Monday, August 18, 2008


Sitting here, once again, in an airport. This time I'm on my way home to visit the fam. If I'm this close, and without job, I may as well get in some family time. Plus I'm desperate for a father's blessing. (Non-LDS friends: Dad holds the priesthood in my faith, and can give special blessings to his children. They've meant a great deal to me over the years.)

I was with a couple girlfriends the last night I was in Boston. We talked a little about the things we don't allow ourselves. I was telling them that I don't allow myself to feel anger openly. My friend said she did the same thing, only with sadness. These emotions make us feel weak. They felt like "should-not" feelings. And so we don't express them. Sometimes we don't even know we're having them.

My anger tends to come out in sarcasm. If you've read my blog, maybe this is apparent to you. Or, even worse, about every two years or so I have a complete blowout. A lash-out, a temper tantrum. I go off in a rage. I throw things, I scream, I get really crazy. And then I feel so incredibly awful aftterward I want to die. My most recent one was last month. And it was horrible. So I bought a book, and I started being honest about my inability to express anger and crap like that. And now instead of looking at my tantrum as something despicable, I'm starting to see it as an inevitable consequence for not dealing with it honestly.

I also think this blog (or rather, the last one) was an outlet for that anger, albeit a more civilized but brassy one. I admit I like my snark sometimes; it feels cathartic to be snarky. But I also want to be able to assert myself in person genuinely, not just cyber-sarcastically.

I've been trying to see all the different ways in which I distance myself from others, and eliminate them one by one. I've learned that my mismanagement of feelings is a huuuuge barrier. But I wouldn't have thought that it would be. Finally, I've reached a place where my need to connect overrides my need to be safe and sound.

I went to one of the university wards for church yesterday, and had a wonderful experience. I don't know what I was expecting, but it far exceeded those expectations. I came home feeling charged and optimistic about my new digs, and my ability to thrive therein.

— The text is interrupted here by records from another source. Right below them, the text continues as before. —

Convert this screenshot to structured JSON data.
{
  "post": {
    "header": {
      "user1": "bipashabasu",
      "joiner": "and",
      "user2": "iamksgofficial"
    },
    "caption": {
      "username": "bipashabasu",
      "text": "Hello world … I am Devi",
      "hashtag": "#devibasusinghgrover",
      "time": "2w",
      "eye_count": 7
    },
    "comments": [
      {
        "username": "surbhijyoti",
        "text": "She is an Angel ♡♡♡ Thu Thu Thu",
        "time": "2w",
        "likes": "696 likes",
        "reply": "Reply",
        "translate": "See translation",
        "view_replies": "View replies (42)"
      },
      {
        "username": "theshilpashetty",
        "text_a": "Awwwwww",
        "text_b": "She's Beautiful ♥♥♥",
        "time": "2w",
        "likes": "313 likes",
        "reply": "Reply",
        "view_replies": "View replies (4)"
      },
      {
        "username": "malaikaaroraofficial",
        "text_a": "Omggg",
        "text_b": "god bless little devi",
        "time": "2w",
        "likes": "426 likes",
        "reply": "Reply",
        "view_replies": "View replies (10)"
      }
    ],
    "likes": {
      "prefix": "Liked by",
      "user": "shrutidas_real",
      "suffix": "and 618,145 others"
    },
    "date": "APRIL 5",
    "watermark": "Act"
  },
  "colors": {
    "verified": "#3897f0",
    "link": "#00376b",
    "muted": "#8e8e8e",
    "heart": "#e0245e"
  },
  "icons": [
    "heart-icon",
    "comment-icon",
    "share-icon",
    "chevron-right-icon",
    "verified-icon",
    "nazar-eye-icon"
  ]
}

I'm hoping this will be the place where I try all this stuff out, all my new and improved life skills. Push back the temptation to stand alone and independent, soften, and reach out in openness. Oh man, I really hope I can do this.


Anonymous said...

Mary@McCormick: Learning to express emotions is hard to do. I do the same thing. I repress my frustration with certain situations and just end up exploding and then feel awful. I have a sister who is a therapist and she constantly expresses her emotions. If you say or do something to her that she interprets is being mean she will politely but firmly state, "I did not appreciate your comment and please don't talk to me that way again." She says this to everyone - her boss, clients, people at the store, etc. She really stands by it. I tried it a couple of times and it really catches the other person off guard - plus it feels good and just let someone know when they are being a jerk. They are not expecting it and usually apologize. In society we are just taught to grin and bear everything without expressing ourselves and it can and will catch up to us.

Grandy said...

Having been on the side of the bottle-up of emotions, I very much understand ther verbal vomit that follows.

I too have high hopes for you in your new digs.